It’s a tough world out there for tribal living. If you and the boys stay aware and keep moving forward, you might just make it out alive.
Developer: Erik Rempen
Publisher: Green Man Gaming Publishing
Release date: 11 November, 2021
Survival city builders are quite the wild ride. On one hand, they offer something of a slow-burning casual progression where you become attached to the settlement that you’ve built from scratch. On the other, if your creation doesn’t have a satisfactory level of production and a functioning logistical network, your population is likely doomed.
Kainga: Seed of Civilization honors this tradition. With much faster scenarios than the norm based on accomplishing objectives, your settlement evolves rapidly with or without your intervention. If you’re expanding and improving at a fast pace, victory may be yours in less than an hour. If you’re not, either nature itself or rival tribes will swallow you up in a much shorter timeframe.
The Thinker and His Braves

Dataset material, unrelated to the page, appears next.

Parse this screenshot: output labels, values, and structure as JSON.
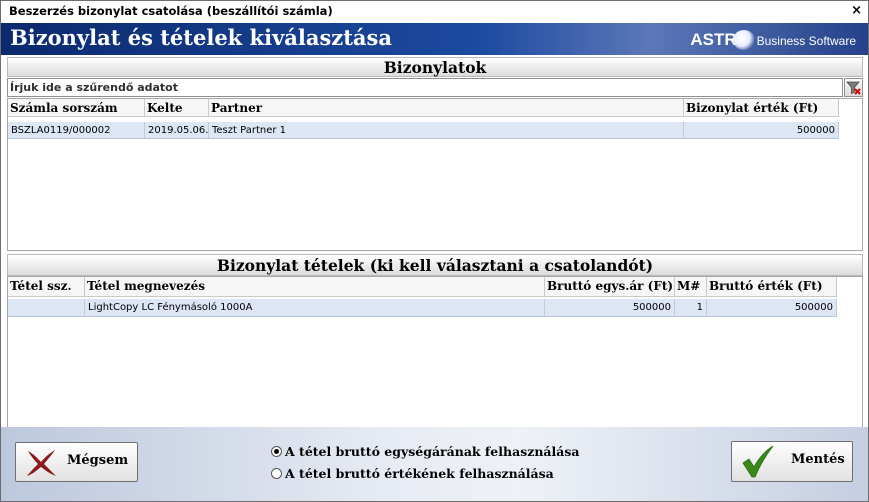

In Kainga, your leader is referred to as The Thinker and these characters are integral to your survival. In an immediate sense, you lose if they die. Some thinkers are tougher than others which is a nice perk, though others are made of paper and may have their existence ended from a strong wind (literally, in some cases). However, not dying isn’t their only role as they’re also your innovators. At the start of each scenario, you have a small band of tribe members and it’s up to The Thinker to find inspirations around the world to bolster your technology with new buildings and tools. Progress is gated by your Thinker so you’ll need to make sure they’re working as efficiently as possible by claiming the glowing inspirations around the map while managing the rest of your settlement.
Braves are everyone else. They may not have the individual impact of your Thinker, but they’re your laborers, hunters, breeders, and so on. Nothing happens without braves to make it so. Scenarios begin with only a handful of these accompanying your Thinker, but their population will grow quickly with proper housing and sufficient food. They’ll also be the ones protecting everything that you’ve worked so hard to establish, so training a few of them into more efficient warriors is a must.
Through the Ages
Your village will grow and expand in different ways depending on which discoveries you choose. Each time your Thinker has a breakthrough, you’ll be offered three building options, one of which you can adapt into your constructible lineup. These vary from a wide variety of industries to vastly different housing options, military training structures, and beyond. One village may make use of large farming homesteads that create fertile soil around them even in deserts while another takes advantage of extremely cheap and fragile straw huts to quickly grow their population. I suppose with such a simple housing choice it’s only natural that they enjoy the cheapest activity around and it’s a good thing too, as you get more braves out of it! Another nice touch is that if you decided that none of the three options for the inspiration are pulling at you, you can choose to roll up three tools instead. These tools provide passive bonuses that affect your settlement and braves in a variety of useful ways, like hats that allow them to work freely in the rain, or buckets that allow them to move at full speed while carrying resources.
One of my personal favorite villages was when I had a row of fishing huts on an oasis that cranked out a crazy amount of food even though I was in a desert. With food taken care of, the environment provided enough of the other necessary resources that I quickly secured a victory. In turn, I saved that housing type to my thinker, which is an enjoyable rogue-lite mechanic that ties your games together and lets you bring along certain technologies that you enjoy. I also got a kick out of gaining karma for certain milestones and completed scenarios. This was used as a currency for unlocking new technologies for future runs. Even though the title is in Early Access, there were a lot of options available. If more of these keep being added to the game, there’s going to be a massive amount of replay value in this one.
Kainga: Seeds of Civilization offers a relatively new experience that I had a lot of fun with even in an incomplete stage of development. Most of the regions that you can play in are still locked, though the game that’s already in place is a solid foundation for something that could be great. It may not have the depth of Crusader Kings or Dominions, but it certainly offers a casual-ish settlement builder that will keep you coming back for more thanks to its randomized inspirations. I’m looking forward to seeing the direction that this one takes and I’ll certainly be popping in to see more of it when we get there.